GOAL OF THE EXERCISE: Report how many lines below contain the word "temperature". Give only the number.
BEGIN PROVIDED RECORDS
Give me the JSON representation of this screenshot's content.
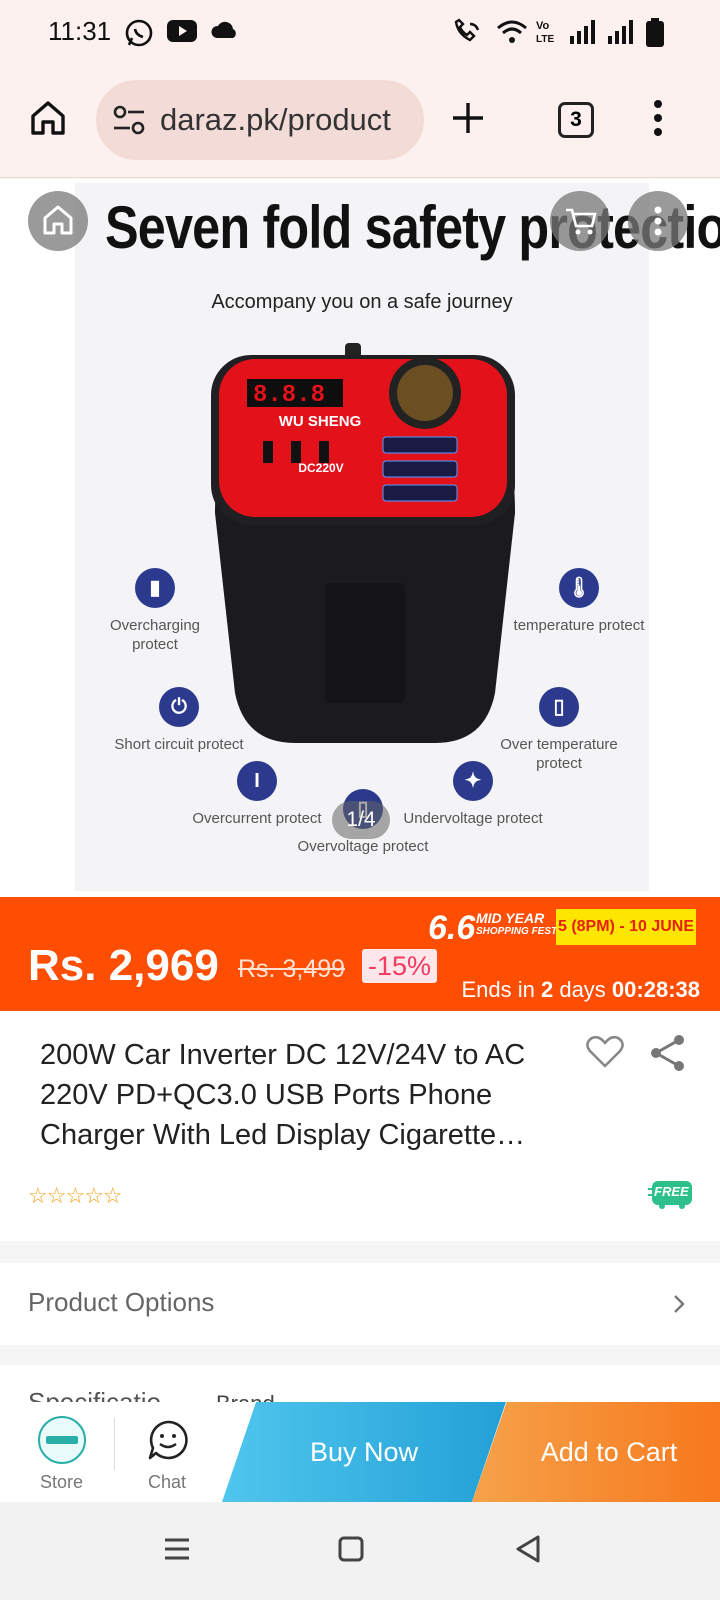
{
  "status_bar": {
    "time": "11:31",
    "icons": [
      "whatsapp-icon",
      "youtube-icon",
      "cloud-icon",
      "wifi-call-icon",
      "wifi-icon",
      "volte-icon",
      "signal-icon",
      "signal-icon",
      "battery-icon"
    ]
  },
  "browser": {
    "url": "daraz.pk/product",
    "tab_count": "3"
  },
  "gallery": {
    "headline": "Seven fold safety protection",
    "subhead": "Accompany you on a safe journey",
    "device_label": "WU SHENG",
    "device_voltage": "DC220V",
    "features": [
      "Overcharging protect",
      "temperature protect",
      "Short circuit protect",
      "Over temperature protect",
      "Overcurrent protect",
      "Undervoltage protect",
      "Overvoltage protect"
    ],
    "counter": "1/4"
  },
  "price": {
    "current": "Rs. 2,969",
    "original": "Rs. 3,499",
    "discount": "-15%",
    "campaign": "6.6",
    "campaign_sub_1": "MID YEAR",
    "campaign_sub_2": "SHOPPING FEST!",
    "campaign_dates": "5 (8PM) - 10 JUNE",
    "ends_prefix": "Ends in ",
    "ends_days": "2",
    "ends_days_label": " days ",
    "ends_time": "00:28:38"
  },
  "product": {
    "title": "200W Car Inverter DC 12V/24V to AC 220V PD+QC3.0 USB Ports Phone Charger With Led Display Cigarette…",
    "stars": "☆☆☆☆☆",
    "free_badge": "FREE"
  },
  "sections": {
    "options_label": "Product Options",
    "spec_label": "Specificatio",
    "spec_value": "Brand"
  },
  "actions": {
    "store_label": "Store",
    "chat_label": "Chat",
    "buy_now": "Buy Now",
    "add_to_cart": "Add to Cart"
  }
}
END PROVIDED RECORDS
RESULT BELOW: 2